I also asked Matt to share some thoughts on the album. Here’s what he had to say:
This is album feels like my bar-mitzvah… or at least some kind of weird coming of age ceremony. As I sit here writing this, my bandmate Luke is probably off somewhere programming something badass or drinking something with gin in it, but I know he feels the same. This very well might be the first and last Wax Monsters full-length ever made, and that’s why it was so crucial that we make it definitive of who we are. During the making of our first two EPs, Luke and I often found ourselves at odds. We would sit down to write together, and it was pretty tough to reconcile our disparate ideas. I like to produce dark, psychedelic tracks and Luke is into quirky lucidity. It took us two years of experimentation, but we finally made a record that successfully combined these two sensibilities in a way that satisfied us.
Luke and I also have a serious love for old analog synths. The machines we used to create this album have influenced us almost as much as the artists who used them when they were cutting edge. We had the supreme pleasure of getting a very old and battered Korg MS-10 on loan from the conservatory at Oberlin. It’s definitely the most dynamic and unpredictable of the synths we used on the record. It can sound like an abstract version of anything—a roaring tidal wave, a mewing kitten, a distorted guitar, or phatty bassline. Using the MS-10 definitely allowed us to push the boundaries of our synth programming and access a greater degree of weirdness in our tunes.
By now you can probably tell that we’re both really into machines. Which brings me to the next reason this album is really nerdy: Luke and I needed a common theme to inspire us in our songwriting. Luke is a really brilliant programmer and I’m into sci-fi and cyberpunk video games, so it was only natural that we write songs about the technological singularity (duh). Each song in this album represents a different vignette in the lived experience or imaginary world of the singularity. I’ll give an example: the tune “Disentanglement” on first listen is a simple pop song, but its actually about quantum encryption. “(lambda <3)” sounds like a love song, but its really about open source software and the urgency of keeping information free.

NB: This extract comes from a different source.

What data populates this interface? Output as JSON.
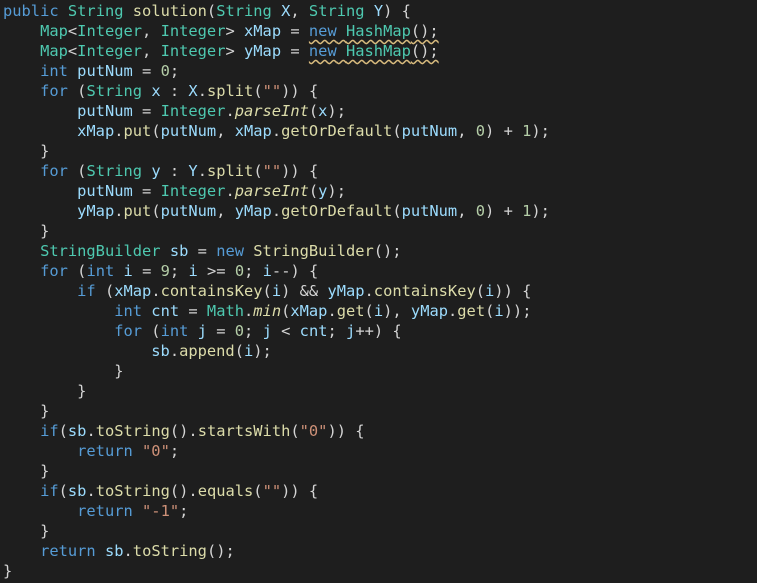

Ultimately, this album was about taking risks and challenging ourselves. It was about doing whatever the fuck we wanted to and not caring who thought it was dorky or dated. It was about making a diverse and immersive album mixed and mastered at a semi-pro level. It was about loving our friends and trying to find a deeper connection with them through dance and movement. Most of all though, it was about exploring a world of increasingly powerful information technology and confronting the fact that it can be used equally for the purposes of hatred or love. Whatever is in store for our feeble human frames in the future, Luke and I will be there to stand with those who believe that all minds and (cybernetic?) bodies should be free
This post is dedicated to all those cyberpunks who fight against injustice and corruption every day of their lives.
Wax Monsters is available as a free download as well as on limited cassette through Buddha Tapes.